Have You Ever?
You’re at a new restaurant with some friends and having a great time. You’ve been so busy talking and catching up that you haven’t paid much attention to the menu. When you open it up, there are pages and pages of choices. Should you go with something you know you’ll like, something that sounds interesting, or what your friends are getting? While you’re still reading, the server comes over to your table and starts taking orders. It’s suddenly your turn, and in a panic, you blurt out something safe. When the food comes out, you see what meals your friends got and immediately regret your choice. Why did you get so overwhelmed? What caused you to order a meal that you didn’t really want?
Economic decision-making can be affected by several outside factors. How a person feels, their preferences, their buying history, and other characteristics all affect consumption. Sometimes these external factors make a consumer’s decision harder. In the restaurant scenario, the time pressure of the server and the huge variety of options caused the consumer to become overwhelmed, make a rushed decision, and regret it later. This is an example of what economists call choice overload.

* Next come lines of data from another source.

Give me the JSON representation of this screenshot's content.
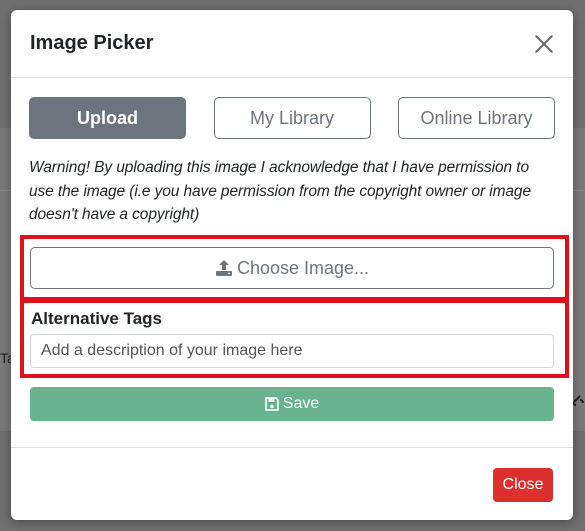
{
  "modal": {
    "title": "Image Picker",
    "tabs": [
      {
        "label": "Upload",
        "active": true
      },
      {
        "label": "My Library",
        "active": false
      },
      {
        "label": "Online Library",
        "active": false
      }
    ],
    "warning": "Warning! By uploading this image I acknowledge that I have permission to use the image (i.e you have permission from the copyright owner or image doesn't have a copyright)",
    "choose_button": {
      "label": "Choose Image...",
      "icon": "upload-icon"
    },
    "alt_tags": {
      "label": "Alternative Tags",
      "placeholder": "Add a description of your image here",
      "value": ""
    },
    "save_button": {
      "label": "Save",
      "icon": "save-icon"
    },
    "close_button": {
      "label": "Close"
    }
  },
  "backdrop": {
    "partial_text": "Ta"
  },
  "colors": {
    "active_tab": "#6c757d",
    "save": "#6ab391",
    "close": "#dc3030",
    "highlight": "#e0101c"
  }
}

Definition: Choice Overload
Choice overload occurs when a consumer faces too many options and fails to make the most rational choice. The complexity of the decision-making process makes it harder to make the right choice, which leaves the buyer feeling dissatisfied. Choice overload can be caused by a few different factors like a lack of time, too much similarity between options, a chaotic presentation, or a lack of consumer preferences. These kinds of pressures can cause shoppers to get worked up and either regret their decision, choose a safe default option, or postpone the decision altogether.

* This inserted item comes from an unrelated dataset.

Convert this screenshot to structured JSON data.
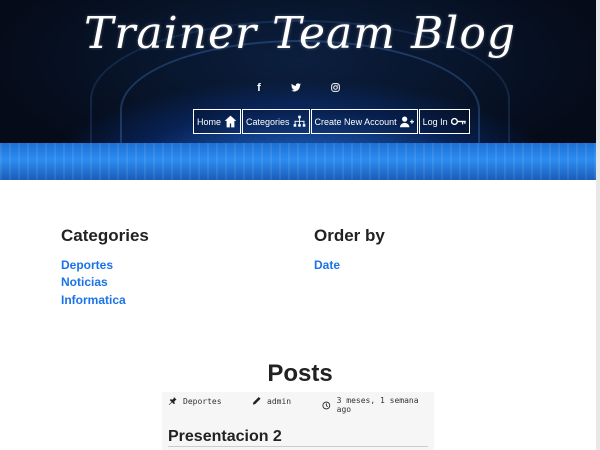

How It Works
In 2000, researchers Iyengar and Lepper conducted a choice overload experiment about jam. They set up a jam stand at a local farmers market. Some days, the stand would offer 24 different jams, but on other days, there would only be six jams. After several weeks of conducting the experiment, Iyengar and Legger concluded that the stand with more variety generated more interest from shoppers. However, the jams among the 24 options were ten times less likely to sell than the jams presented as one of six options. While having a lot of choices may seem appealing at first, it actually decreases the chance of a purchase.

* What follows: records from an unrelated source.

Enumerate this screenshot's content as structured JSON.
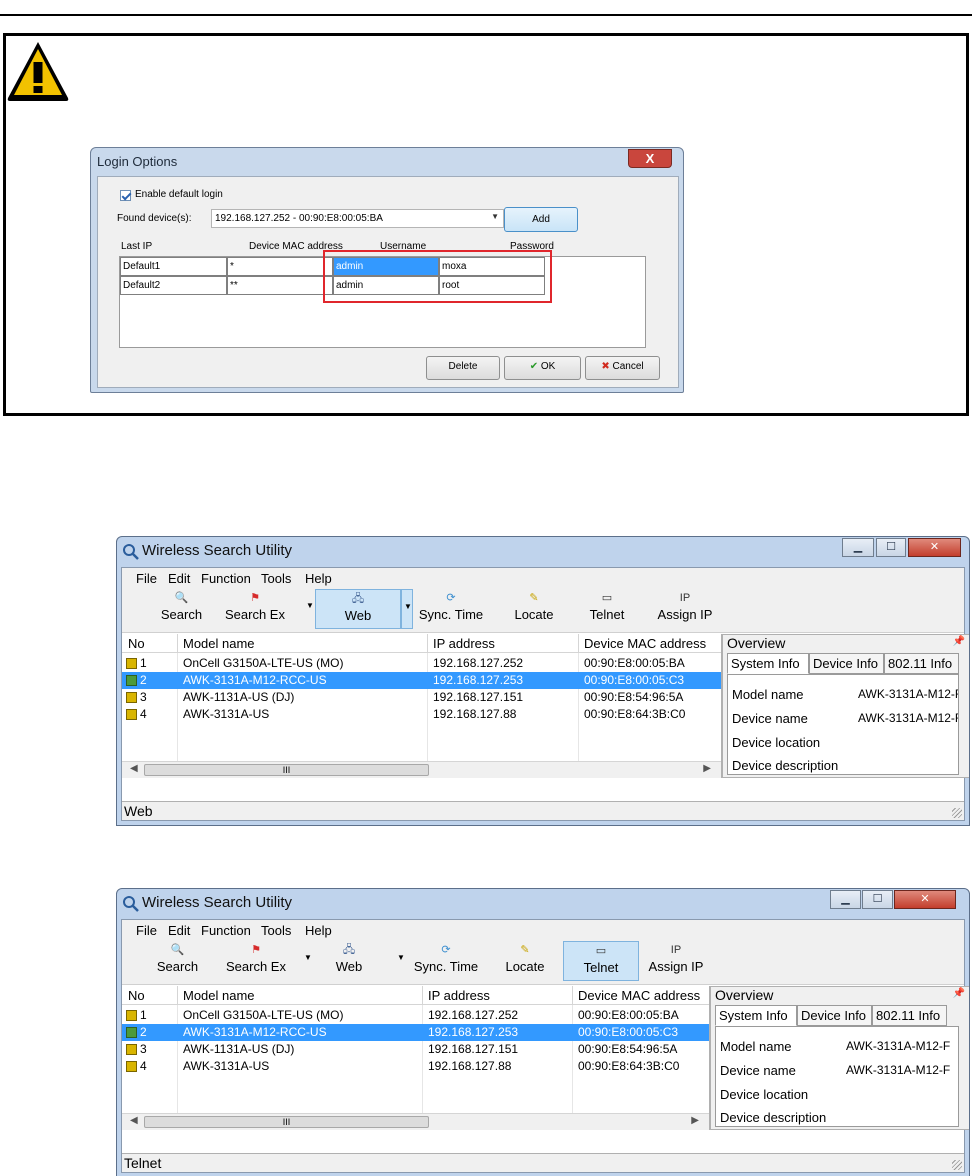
{
  "login_dialog": {
    "title": "Login Options",
    "close_label": "X",
    "enable_default_login": "Enable default login",
    "found_devices_label": "Found device(s):",
    "found_devices_value": "192.168.127.252 - 00:90:E8:00:05:BA",
    "add_button": "Add",
    "columns": [
      "Last IP",
      "Device MAC address",
      "Username",
      "Password"
    ],
    "rows": [
      {
        "last_ip": "Default1",
        "mac": "*",
        "username": "admin",
        "password": "moxa"
      },
      {
        "last_ip": "Default2",
        "mac": "**",
        "username": "admin",
        "password": "root"
      }
    ],
    "delete_button": "Delete",
    "ok_button": "OK",
    "cancel_button": "Cancel"
  },
  "windows": [
    {
      "title": "Wireless Search Utility",
      "menu": [
        "File",
        "Edit",
        "Function",
        "Tools",
        "Help"
      ],
      "toolbar": [
        "Search",
        "Search Ex",
        "Web",
        "Sync. Time",
        "Locate",
        "Telnet",
        "Assign IP"
      ],
      "active_tool": "Web",
      "columns": [
        "No",
        "Model name",
        "IP address",
        "Device MAC address"
      ],
      "rows": [
        {
          "no": "1",
          "model": "OnCell G3150A-LTE-US (MO)",
          "ip": "192.168.127.252",
          "mac": "00:90:E8:00:05:BA"
        },
        {
          "no": "2",
          "model": "AWK-3131A-M12-RCC-US",
          "ip": "192.168.127.253",
          "mac": "00:90:E8:00:05:C3"
        },
        {
          "no": "3",
          "model": "AWK-1131A-US (DJ)",
          "ip": "192.168.127.151",
          "mac": "00:90:E8:54:96:5A"
        },
        {
          "no": "4",
          "model": "AWK-3131A-US",
          "ip": "192.168.127.88",
          "mac": "00:90:E8:64:3B:C0"
        }
      ],
      "selected_row": 2,
      "overview": {
        "title": "Overview",
        "pin": "ᵽ",
        "tabs": [
          "System Info",
          "Device Info",
          "802.11 Info"
        ],
        "fields": [
          "Model name",
          "Device name",
          "Device location",
          "Device description"
        ],
        "model_name_value": "AWK-3131A-M12-F",
        "device_name_value": "AWK-3131A-M12-F"
      },
      "scroll_thumb": "III",
      "status": "Web"
    },
    {
      "title": "Wireless Search Utility",
      "menu": [
        "File",
        "Edit",
        "Function",
        "Tools",
        "Help"
      ],
      "toolbar": [
        "Search",
        "Search Ex",
        "Web",
        "Sync. Time",
        "Locate",
        "Telnet",
        "Assign IP"
      ],
      "active_tool": "Telnet",
      "columns": [
        "No",
        "Model name",
        "IP address",
        "Device MAC address"
      ],
      "rows": [
        {
          "no": "1",
          "model": "OnCell G3150A-LTE-US (MO)",
          "ip": "192.168.127.252",
          "mac": "00:90:E8:00:05:BA"
        },
        {
          "no": "2",
          "model": "AWK-3131A-M12-RCC-US",
          "ip": "192.168.127.253",
          "mac": "00:90:E8:00:05:C3"
        },
        {
          "no": "3",
          "model": "AWK-1131A-US (DJ)",
          "ip": "192.168.127.151",
          "mac": "00:90:E8:54:96:5A"
        },
        {
          "no": "4",
          "model": "AWK-3131A-US",
          "ip": "192.168.127.88",
          "mac": "00:90:E8:64:3B:C0"
        }
      ],
      "selected_row": 2,
      "overview": {
        "title": "Overview",
        "pin": "ᵽ",
        "tabs": [
          "System Info",
          "Device Info",
          "802.11 Info"
        ],
        "fields": [
          "Model name",
          "Device name",
          "Device location",
          "Device description"
        ],
        "model_name_value": "AWK-3131A-M12-F",
        "device_name_value": "AWK-3131A-M12-F"
      },
      "scroll_thumb": "III",
      "status": "Telnet"
    }
  ],
  "colors": {
    "selection": "#3399ff",
    "highlight_box": "#e0262c",
    "warning_yellow": "#f2c200",
    "active_tool": "#cce4f7"
  }
}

But wait, aren’t consumers supposed to like having a lot of options? Alvin Toffler, who developed the idea of choice overload, stated that for some goods, having choices doesn’t negatively affect decision-making. For example, people appreciate that grocery stores are stocked with a huge selection of different foods. There are some conditions where choice overload doesn’t apply. First, if the good is something that the consumer has purchased before or has prior knowledge about, choice overload can be negated. For example, even if someone has never been to a particular sandwich shop, the parts of a sandwich aren’t new to them. Second, goods that are purchased in a low-pressure environment lower choice overload. In other words, shopping in an organized store with plenty of time is easier than a cluttered store with limited time. Finally, goods that consumers already have preferences on can offer a wide selection without causing choice overload. This means it’s more stressful to buy wine than chips for a party, regardless of the number of options in each decision, because we have strong opinions on chip varieties.
Another factor that combats choice overload is brand names. Even when given a large number of options, consumers can still feel satisfied and confident with their decision if the alternatives are associated with familiar brands. Through advertising, previous experiences, or general popularity, consumers feel like they understand the other options. This is true even if the customer hasn’t actually tried the product enough to form a preference. For example, if name brand and generic sodas were each offered to customers, shoppers would feel more satisfied buying a brand name, even if they never tried any of the options. Brand names appear more familiar.
So far, we have discussed choice overload in the context of stores and restaurants, but it can also apply to larger purchases. Most adults have experienced choice overload when shopping for things like Internet providers or phone plans. The alternatives have different costs, contract lengths, quality, services, and features which complicates the choice. With the Internet, consumers have access to more information to make decisions and resources to guide them. However, online shopping also provides consumers with more options and conflicting information. Some sites offer confusing information to get consumers to just continue buying their service because shopping is too difficult. So in the future, when making big purchases, be sure to seriously weigh all the options but realize that there will never be a perfect choice. Choice overload affects people because they believe that out of all of the options available, there is an ideal selection, and we might miss it. However, that is not always the case, and we can spend too much time searching for a nonexistent choice.